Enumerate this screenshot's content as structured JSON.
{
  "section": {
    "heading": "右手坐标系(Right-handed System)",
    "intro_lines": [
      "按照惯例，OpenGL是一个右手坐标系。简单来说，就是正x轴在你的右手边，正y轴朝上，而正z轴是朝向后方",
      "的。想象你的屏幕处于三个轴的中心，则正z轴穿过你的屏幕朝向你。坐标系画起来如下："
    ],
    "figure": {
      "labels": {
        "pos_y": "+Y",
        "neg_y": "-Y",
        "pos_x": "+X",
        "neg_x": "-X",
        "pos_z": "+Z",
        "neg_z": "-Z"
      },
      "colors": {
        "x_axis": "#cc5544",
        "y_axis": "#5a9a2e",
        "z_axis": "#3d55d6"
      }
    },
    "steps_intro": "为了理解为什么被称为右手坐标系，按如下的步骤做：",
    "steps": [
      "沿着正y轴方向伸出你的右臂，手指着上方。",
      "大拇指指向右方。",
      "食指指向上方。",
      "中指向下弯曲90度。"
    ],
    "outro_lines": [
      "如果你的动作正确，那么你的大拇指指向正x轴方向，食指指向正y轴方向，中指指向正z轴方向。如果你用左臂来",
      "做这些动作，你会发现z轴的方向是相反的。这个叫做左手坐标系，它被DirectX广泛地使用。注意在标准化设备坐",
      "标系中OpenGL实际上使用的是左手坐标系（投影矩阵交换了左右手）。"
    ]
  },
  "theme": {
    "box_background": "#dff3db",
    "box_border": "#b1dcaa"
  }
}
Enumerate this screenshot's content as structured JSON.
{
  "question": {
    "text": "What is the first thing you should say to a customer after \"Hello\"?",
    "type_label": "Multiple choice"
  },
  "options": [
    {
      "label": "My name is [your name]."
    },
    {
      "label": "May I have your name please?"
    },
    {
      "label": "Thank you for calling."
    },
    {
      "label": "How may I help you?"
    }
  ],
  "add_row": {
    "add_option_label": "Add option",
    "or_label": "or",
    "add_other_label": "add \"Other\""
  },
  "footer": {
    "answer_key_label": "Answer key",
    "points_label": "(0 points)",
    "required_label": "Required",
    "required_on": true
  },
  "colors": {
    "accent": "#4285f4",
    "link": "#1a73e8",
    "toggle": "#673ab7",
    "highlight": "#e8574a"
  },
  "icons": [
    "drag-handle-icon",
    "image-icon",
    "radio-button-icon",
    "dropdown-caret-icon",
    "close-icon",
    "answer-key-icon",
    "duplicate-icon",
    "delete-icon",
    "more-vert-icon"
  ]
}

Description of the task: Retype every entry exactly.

Problem solution:
Enumerate this screenshot's content as structured JSON.
{
  "section": {
    "heading": "右手坐标系(Right-handed System)",
    "intro_lines": [
      "按照惯例，OpenGL是一个右手坐标系。简单来说，就是正x轴在你的右手边，正y轴朝上，而正z轴是朝向后方",
      "的。想象你的屏幕处于三个轴的中心，则正z轴穿过你的屏幕朝向你。坐标系画起来如下："
    ],
    "figure": {
      "labels": {
        "pos_y": "+Y",
        "neg_y": "-Y",
        "pos_x": "+X",
        "neg_x": "-X",
        "pos_z": "+Z",
        "neg_z": "-Z"
      },
      "colors": {
        "x_axis": "#cc5544",
        "y_axis": "#5a9a2e",
        "z_axis": "#3d55d6"
      }
    },
    "steps_intro": "为了理解为什么被称为右手坐标系，按如下的步骤做：",
    "steps": [
      "沿着正y轴方向伸出你的右臂，手指着上方。",
      "大拇指指向右方。",
      "食指指向上方。",
      "中指向下弯曲90度。"
    ],
    "outro_lines": [
      "如果你的动作正确，那么你的大拇指指向正x轴方向，食指指向正y轴方向，中指指向正z轴方向。如果你用左臂来",
      "做这些动作，你会发现z轴的方向是相反的。这个叫做左手坐标系，它被DirectX广泛地使用。注意在标准化设备坐",
      "标系中OpenGL实际上使用的是左手坐标系（投影矩阵交换了左右手）。"
    ]
  },
  "theme": {
    "box_background": "#dff3db",
    "box_border": "#b1dcaa"
  }
}
Enumerate this screenshot's content as structured JSON.
{
  "question": {
    "text": "What is the first thing you should say to a customer after \"Hello\"?",
    "type_label": "Multiple choice"
  },
  "options": [
    {
      "label": "My name is [your name]."
    },
    {
      "label": "May I have your name please?"
    },
    {
      "label": "Thank you for calling."
    },
    {
      "label": "How may I help you?"
    }
  ],
  "add_row": {
    "add_option_label": "Add option",
    "or_label": "or",
    "add_other_label": "add \"Other\""
  },
  "footer": {
    "answer_key_label": "Answer key",
    "points_label": "(0 points)",
    "required_label": "Required",
    "required_on": true
  },
  "colors": {
    "accent": "#4285f4",
    "link": "#1a73e8",
    "toggle": "#673ab7",
    "highlight": "#e8574a"
  },
  "icons": [
    "drag-handle-icon",
    "image-icon",
    "radio-button-icon",
    "dropdown-caret-icon",
    "close-icon",
    "answer-key-icon",
    "duplicate-icon",
    "delete-icon",
    "more-vert-icon"
  ]
}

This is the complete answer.